- Being aggrieved by the said order of acquittal, the appellant-complainant appealed before the High Court (HC)
Observations of the High Court (HC)
- When a sender has dispatched the notice through registered post with correct address written on it, Section 27 of General Clauses Act could be profitably imported and in such a situation service of notice deemed to have been effected on the sender unless he proves that it was really not served and he was not responsible for such non-service.
- On analysis of the evidence placed on record, trial Court arrived at the factual finding that the respondent-accused had duly issued three cheques for a sum of Rs.50,000 each towards discharge of legally payable debt.
- The said cheques were presented to the bank for payment within the period of its validity, but the said cheques were dishonoured for want of funds and returned with an endorsement of bank “insufficient funds” in the account of respondent-accused in the bank on which the cheques were drawn.
- The statutory notice of dishonour was duly issued, to which there was no response from the respondent-accused
- The trial Court rightly came to the conclusion that the appellant-complainant had financial capacity to lend money.
- The trial Court also rightly disbelieved the reason that the respondent-accused had not placed cogent evidence to show that the cheques issued by him in favour of the complainant are towards payment of premium.
- There was no plausible explanation by the respondent-accused as to why the cheques were issued in the name of appellant-complainant.
- In the present appeal, the trial Court dismissed the complaint only on the reason that the legal notice issued through RPAD to respondent-accused was returned un-served as ‘not claimed’.
- The postal cover sent through RPAD returned as not claimed did not mean due service of notice.
- Even during the course of cross-examination, nothing was elicited regarding service of notice.
- When the appellant-complainant had not sent the legal notice to the respondent-accused under certificate of posting, there was no presumption of due service of notice to the respondent-accused.
- The respondent-accused had not placed rebuttal evidence to prove that the notice was not sent to the correct address and the respondent-accused was not working at the address.
- The respondent-accused had not at all denied that he was working as Health Inspector at the City Municipality Council.

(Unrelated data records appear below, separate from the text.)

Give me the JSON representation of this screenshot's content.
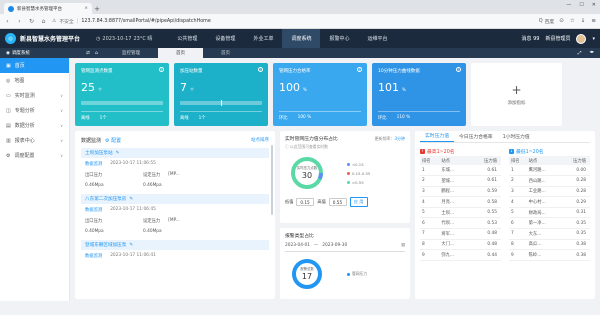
{
  "browser": {
    "tab_title": "新县智慧水务管理平台",
    "tab_close": "×",
    "new_tab": "+",
    "insecure_label": "不安全",
    "url": "123.7.84.3:8877/smallPortal/#/pipeApi/dispatchHome",
    "search_placeholder": "百度"
  },
  "header": {
    "app_title": "新县智慧水务管理平台",
    "date_text": "2023-10-17",
    "weather_text": "23°C 晴",
    "nav": [
      "公共管理",
      "设备管理",
      "外业工单",
      "调度系统",
      "报警中心",
      "运维平台"
    ],
    "active_nav_index": 3,
    "message_label": "消息",
    "message_count": "99",
    "user_name": "新县管理员"
  },
  "subheader": {
    "system_name": "调度系统",
    "tabs": [
      "监控管理",
      "首页",
      "首页"
    ],
    "active_tab_index": 1
  },
  "sidebar": {
    "items": [
      {
        "label": "首页",
        "icon": "home-icon",
        "active": true,
        "has_children": false
      },
      {
        "label": "地图",
        "icon": "map-icon",
        "active": false,
        "has_children": false
      },
      {
        "label": "实时监测",
        "icon": "monitor-icon",
        "active": false,
        "has_children": true
      },
      {
        "label": "专题分析",
        "icon": "topic-icon",
        "active": false,
        "has_children": true
      },
      {
        "label": "数据分析",
        "icon": "data-icon",
        "active": false,
        "has_children": true
      },
      {
        "label": "报表中心",
        "icon": "report-icon",
        "active": false,
        "has_children": true
      },
      {
        "label": "调度配置",
        "icon": "config-icon",
        "active": false,
        "has_children": true
      }
    ]
  },
  "cards": [
    {
      "title": "管网监测点数量",
      "value": "25",
      "unit": "个",
      "progress": 0,
      "foot": [
        "离线",
        "1个"
      ],
      "color": "#23bfc9"
    },
    {
      "title": "加压站数量",
      "value": "7",
      "unit": "个",
      "progress": 0.5,
      "foot": [
        "离线",
        "1个"
      ],
      "color": "#1db0c9"
    },
    {
      "title": "管网压力合格率",
      "value": "100",
      "unit": "%",
      "progress": null,
      "foot": [
        "环比",
        "100 %"
      ],
      "color": "#3aa8ee"
    },
    {
      "title": "10分钟压力曲线数据",
      "value": "101",
      "unit": "%",
      "progress": null,
      "foot": [
        "环比",
        "110 %"
      ],
      "color": "#2f94e6"
    }
  ],
  "add_card": {
    "label": "添加指标"
  },
  "monitor": {
    "title": "数据监测",
    "config_label": "配置",
    "sort_label": "站点排序",
    "sites": [
      {
        "name": "土坝加压泵站",
        "section": "数据监测",
        "datetime": "2023-10-17 11:06:55",
        "inlet_label": "出口压力",
        "setpoint_label": "设定压力",
        "setpoint_value": "[MP...",
        "inlet_value": "0.46Mpa",
        "setpoint_unit": "0.46Mpa"
      },
      {
        "name": "八东第二次加压泵房",
        "section": "数据监测",
        "datetime": "2023-10-17 11:06:45",
        "inlet_label": "出口压力",
        "setpoint_label": "设定压力",
        "setpoint_value": "[MP...",
        "inlet_value": "0.40Mpa",
        "setpoint_unit": "0.40Mpa"
      },
      {
        "name": "登城东朝区域加压泵",
        "section": "数据监测",
        "datetime": "2023-10-17 11:06:41",
        "inlet_label": "",
        "setpoint_label": "",
        "setpoint_value": "",
        "inlet_value": "",
        "setpoint_unit": ""
      }
    ]
  },
  "pressure_ratio": {
    "title": "实时管网压力值分布占比",
    "refresh_label": "更新频率：",
    "refresh_value": "3分钟",
    "note": "以此范围可查看实时数",
    "center_label": "实时压力点数",
    "center_value": "30",
    "legend": [
      {
        "label": "<0.15",
        "color": "#5b8ff9"
      },
      {
        "label": "0.15-0.55",
        "color": "#e86452"
      },
      {
        "label": ">0.55",
        "color": "#5ad8a6"
      }
    ],
    "range": {
      "low_label": "低值",
      "low": "0.15",
      "high_label": "高值",
      "high": "0.55",
      "apply": "应 用"
    }
  },
  "alarm_type": {
    "title": "报警类型占比",
    "date_from": "2023-04-01",
    "date_sep": "—",
    "date_to": "2023-09-30",
    "center_label": "报警总数",
    "center_value": "17",
    "legend": [
      {
        "label": "管网压力",
        "color": "#2196f3"
      }
    ]
  },
  "rank": {
    "tabs": [
      "实时压力值",
      "今日压力合格率",
      "1小时压力值"
    ],
    "active_tab": 0,
    "high": {
      "title": "最高1~20名",
      "icon": "↑",
      "cols": [
        "排名",
        "站点",
        "压力值"
      ],
      "rows": [
        [
          "1",
          "东城…",
          "0.61"
        ],
        [
          "2",
          "望城…",
          "0.61"
        ],
        [
          "3",
          "鹏程…",
          "0.59"
        ],
        [
          "4",
          "月亮…",
          "0.58"
        ],
        [
          "5",
          "土坝…",
          "0.55"
        ],
        [
          "6",
          "代坝…",
          "0.53"
        ],
        [
          "7",
          "将军…",
          "0.48"
        ],
        [
          "8",
          "大门…",
          "0.48"
        ],
        [
          "9",
          "弥九…",
          "0.44"
        ]
      ]
    },
    "low": {
      "title": "最低1~20名",
      "icon": "↓",
      "cols": [
        "排名",
        "站点",
        "压力值"
      ],
      "rows": [
        [
          "1",
          "鹰河路…",
          "0.00"
        ],
        [
          "2",
          "西山路…",
          "0.28"
        ],
        [
          "3",
          "工业路…",
          "0.28"
        ],
        [
          "4",
          "中心村…",
          "0.29"
        ],
        [
          "5",
          "财政局…",
          "0.31"
        ],
        [
          "6",
          "第一净…",
          "0.35"
        ],
        [
          "7",
          "大东…",
          "0.35"
        ],
        [
          "8",
          "高瓜…",
          "0.38"
        ],
        [
          "9",
          "陈岭…",
          "0.38"
        ]
      ]
    }
  }
}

- When a sender had dispatched the notice through registered post with correct address written on it, Section 27 of General Clauses Act could be profitably imported and in such a situation service of notice deemed to have been effected on the sender unless he proved that it was really not served and he was not responsible for such non-service.
- In the present case, there is no rebuttal evidence to show that the complainant has deliberately and intentionally sent the legal notice to the wrong address and the accused was not working at the place and address shown in the registered envelope.

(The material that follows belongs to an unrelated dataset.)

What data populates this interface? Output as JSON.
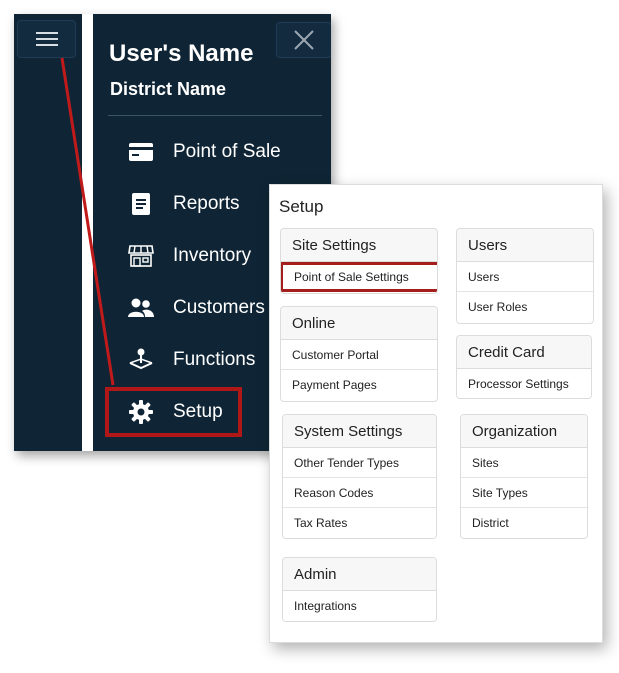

- The finding recorded by the Court below regarding service of notice through registered post holding that there is no proper service of notice is contrary to Section 138 of NI Act.
As there was proper service of notice and there was no requirement to serve the notice under certificate of posting. The respondent-accused had failed to rebut the presumption by placing cogent and convincing evidence. Therefore, HC was of the view that the findings recorded by the Court below could not be sustained in law.
Accordingly it allowed the appeal and set aside the earlier order and convicted the accused for the offence punishable under Section 138 of NI Act. The accused was directed to pay a fine amount of Rs.1,60,000. Out of the fine amount, a sum of Rs.10,000 shall be remitted to State by way of fine and the remaining fine amount of be paid to the appellant by way of compensation along with interest at the rate of 6% p.a. from the date of complaint till realization of the cheque amount